What you have to do – Find the string "likes" in the entries and copy each line that has it.

Dataset entries –

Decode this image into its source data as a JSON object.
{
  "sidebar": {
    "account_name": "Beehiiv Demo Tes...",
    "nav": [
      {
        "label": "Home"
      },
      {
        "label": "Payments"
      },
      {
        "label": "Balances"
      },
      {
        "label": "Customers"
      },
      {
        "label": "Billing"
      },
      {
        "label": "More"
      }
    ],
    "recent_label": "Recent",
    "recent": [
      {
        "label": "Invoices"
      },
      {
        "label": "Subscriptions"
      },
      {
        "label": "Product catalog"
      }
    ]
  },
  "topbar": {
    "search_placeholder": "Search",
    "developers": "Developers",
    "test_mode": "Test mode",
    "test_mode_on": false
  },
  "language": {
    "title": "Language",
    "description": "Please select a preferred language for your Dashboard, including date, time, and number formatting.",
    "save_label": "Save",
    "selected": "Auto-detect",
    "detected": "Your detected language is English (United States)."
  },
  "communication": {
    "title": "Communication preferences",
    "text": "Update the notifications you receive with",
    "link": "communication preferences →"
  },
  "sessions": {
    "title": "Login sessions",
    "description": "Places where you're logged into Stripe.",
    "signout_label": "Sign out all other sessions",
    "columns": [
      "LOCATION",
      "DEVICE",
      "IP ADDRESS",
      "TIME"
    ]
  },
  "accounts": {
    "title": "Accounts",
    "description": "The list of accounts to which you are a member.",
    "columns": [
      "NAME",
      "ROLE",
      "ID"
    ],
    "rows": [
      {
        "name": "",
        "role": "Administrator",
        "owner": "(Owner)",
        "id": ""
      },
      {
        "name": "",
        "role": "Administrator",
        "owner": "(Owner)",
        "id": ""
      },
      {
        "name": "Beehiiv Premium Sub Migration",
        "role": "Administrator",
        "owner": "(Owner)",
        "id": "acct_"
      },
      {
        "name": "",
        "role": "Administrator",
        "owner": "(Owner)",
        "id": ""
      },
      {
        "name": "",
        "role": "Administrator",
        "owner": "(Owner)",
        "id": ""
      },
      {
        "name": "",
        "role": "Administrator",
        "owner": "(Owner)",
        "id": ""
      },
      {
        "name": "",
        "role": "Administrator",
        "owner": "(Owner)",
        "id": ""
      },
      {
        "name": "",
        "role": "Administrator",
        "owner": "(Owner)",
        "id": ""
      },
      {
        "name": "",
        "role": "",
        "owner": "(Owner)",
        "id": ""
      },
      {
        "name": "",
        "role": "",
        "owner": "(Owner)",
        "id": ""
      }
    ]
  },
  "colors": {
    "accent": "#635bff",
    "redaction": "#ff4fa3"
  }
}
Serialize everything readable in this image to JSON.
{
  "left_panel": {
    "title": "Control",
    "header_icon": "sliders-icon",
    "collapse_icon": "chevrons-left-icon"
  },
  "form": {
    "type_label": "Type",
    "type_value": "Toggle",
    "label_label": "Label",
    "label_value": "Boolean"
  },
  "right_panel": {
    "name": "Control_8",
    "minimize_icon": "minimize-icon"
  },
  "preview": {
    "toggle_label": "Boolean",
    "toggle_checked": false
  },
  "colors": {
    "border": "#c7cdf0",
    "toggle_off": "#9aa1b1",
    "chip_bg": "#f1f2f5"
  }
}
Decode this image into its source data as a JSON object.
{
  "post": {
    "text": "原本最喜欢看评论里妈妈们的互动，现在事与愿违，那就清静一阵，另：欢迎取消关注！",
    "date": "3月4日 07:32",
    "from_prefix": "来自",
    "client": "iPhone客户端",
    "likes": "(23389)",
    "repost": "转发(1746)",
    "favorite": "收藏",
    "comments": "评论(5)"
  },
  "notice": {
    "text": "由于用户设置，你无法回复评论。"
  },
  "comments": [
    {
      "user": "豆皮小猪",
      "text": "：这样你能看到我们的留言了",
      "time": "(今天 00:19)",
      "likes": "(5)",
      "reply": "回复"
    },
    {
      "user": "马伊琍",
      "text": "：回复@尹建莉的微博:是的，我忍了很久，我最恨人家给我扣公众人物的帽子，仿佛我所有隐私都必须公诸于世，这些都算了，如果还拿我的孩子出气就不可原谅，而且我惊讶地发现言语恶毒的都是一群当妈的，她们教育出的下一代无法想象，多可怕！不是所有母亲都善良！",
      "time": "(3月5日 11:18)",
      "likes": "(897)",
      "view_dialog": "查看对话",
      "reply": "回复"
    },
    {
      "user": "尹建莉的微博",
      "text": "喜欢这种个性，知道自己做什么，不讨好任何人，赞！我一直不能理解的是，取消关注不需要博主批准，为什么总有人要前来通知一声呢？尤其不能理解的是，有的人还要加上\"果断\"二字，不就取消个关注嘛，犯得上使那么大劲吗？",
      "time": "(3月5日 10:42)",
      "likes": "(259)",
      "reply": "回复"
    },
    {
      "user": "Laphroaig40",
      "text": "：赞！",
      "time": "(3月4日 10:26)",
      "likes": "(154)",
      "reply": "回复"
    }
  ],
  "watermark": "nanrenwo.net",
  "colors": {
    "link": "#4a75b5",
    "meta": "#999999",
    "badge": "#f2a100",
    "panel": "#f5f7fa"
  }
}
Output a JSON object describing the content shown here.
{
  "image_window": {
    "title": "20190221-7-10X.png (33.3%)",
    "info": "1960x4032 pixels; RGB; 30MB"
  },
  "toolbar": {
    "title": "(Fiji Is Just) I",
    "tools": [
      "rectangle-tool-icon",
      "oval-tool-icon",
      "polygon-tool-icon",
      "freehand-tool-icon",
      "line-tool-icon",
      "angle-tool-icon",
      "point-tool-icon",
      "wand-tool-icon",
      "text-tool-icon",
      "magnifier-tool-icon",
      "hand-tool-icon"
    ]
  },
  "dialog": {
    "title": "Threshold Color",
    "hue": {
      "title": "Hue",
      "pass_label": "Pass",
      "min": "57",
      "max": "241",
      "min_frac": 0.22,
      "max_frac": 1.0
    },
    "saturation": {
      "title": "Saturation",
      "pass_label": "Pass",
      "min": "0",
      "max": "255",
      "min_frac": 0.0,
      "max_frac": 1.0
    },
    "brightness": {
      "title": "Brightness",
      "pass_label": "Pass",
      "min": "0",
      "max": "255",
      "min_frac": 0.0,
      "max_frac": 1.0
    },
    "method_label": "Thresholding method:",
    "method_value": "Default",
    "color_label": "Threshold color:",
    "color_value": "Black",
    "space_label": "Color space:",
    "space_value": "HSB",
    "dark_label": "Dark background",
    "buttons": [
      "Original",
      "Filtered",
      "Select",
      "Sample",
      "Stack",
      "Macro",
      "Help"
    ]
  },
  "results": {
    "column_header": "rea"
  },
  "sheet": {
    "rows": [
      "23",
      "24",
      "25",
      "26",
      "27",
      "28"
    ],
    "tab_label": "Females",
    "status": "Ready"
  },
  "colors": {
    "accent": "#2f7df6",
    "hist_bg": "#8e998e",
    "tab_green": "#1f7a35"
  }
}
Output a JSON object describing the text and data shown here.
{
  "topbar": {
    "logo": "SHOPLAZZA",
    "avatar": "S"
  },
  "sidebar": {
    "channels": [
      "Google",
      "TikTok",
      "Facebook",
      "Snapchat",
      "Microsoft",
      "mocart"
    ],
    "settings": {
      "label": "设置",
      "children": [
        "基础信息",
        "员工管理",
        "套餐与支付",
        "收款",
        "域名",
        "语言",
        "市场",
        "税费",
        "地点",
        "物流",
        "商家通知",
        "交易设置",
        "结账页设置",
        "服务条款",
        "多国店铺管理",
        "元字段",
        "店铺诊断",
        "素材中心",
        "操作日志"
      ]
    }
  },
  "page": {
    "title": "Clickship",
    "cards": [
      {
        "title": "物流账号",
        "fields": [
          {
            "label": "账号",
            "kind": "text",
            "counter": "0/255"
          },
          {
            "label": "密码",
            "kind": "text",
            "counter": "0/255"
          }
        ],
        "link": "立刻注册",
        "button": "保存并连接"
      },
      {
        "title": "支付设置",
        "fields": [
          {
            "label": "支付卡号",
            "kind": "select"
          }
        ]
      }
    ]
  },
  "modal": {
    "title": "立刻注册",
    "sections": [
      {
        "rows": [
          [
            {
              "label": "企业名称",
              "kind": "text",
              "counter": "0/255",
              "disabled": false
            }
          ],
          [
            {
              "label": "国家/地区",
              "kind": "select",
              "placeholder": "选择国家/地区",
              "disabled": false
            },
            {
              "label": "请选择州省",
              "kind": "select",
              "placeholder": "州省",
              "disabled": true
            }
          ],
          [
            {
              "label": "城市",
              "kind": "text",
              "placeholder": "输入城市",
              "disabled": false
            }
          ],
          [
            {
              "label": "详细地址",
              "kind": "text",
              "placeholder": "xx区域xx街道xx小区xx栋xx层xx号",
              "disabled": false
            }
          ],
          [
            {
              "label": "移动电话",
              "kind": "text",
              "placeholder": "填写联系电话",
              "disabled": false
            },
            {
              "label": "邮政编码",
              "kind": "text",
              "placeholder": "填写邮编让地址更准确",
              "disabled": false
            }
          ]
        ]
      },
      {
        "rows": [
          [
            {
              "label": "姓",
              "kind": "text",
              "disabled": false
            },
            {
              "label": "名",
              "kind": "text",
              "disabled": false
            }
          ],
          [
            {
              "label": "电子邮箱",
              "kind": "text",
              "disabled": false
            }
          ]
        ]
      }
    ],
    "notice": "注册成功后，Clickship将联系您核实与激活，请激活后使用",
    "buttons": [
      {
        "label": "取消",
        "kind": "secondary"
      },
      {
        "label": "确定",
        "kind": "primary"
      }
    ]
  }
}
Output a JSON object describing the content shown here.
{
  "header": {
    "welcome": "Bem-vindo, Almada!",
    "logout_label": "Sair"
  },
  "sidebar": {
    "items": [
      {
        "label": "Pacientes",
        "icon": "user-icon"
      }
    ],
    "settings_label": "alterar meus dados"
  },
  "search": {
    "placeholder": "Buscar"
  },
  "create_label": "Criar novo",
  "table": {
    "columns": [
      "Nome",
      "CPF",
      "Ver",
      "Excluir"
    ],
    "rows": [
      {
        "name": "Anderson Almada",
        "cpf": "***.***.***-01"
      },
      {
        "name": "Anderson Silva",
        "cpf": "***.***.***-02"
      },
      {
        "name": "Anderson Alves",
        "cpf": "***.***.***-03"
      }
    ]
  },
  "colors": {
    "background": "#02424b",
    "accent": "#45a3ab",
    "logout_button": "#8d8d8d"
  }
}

Response box –
    "likes": "(23389)",
      "likes": "(5)",
      "likes": "(897)",
      "likes": "(259)",
      "likes": "(154)",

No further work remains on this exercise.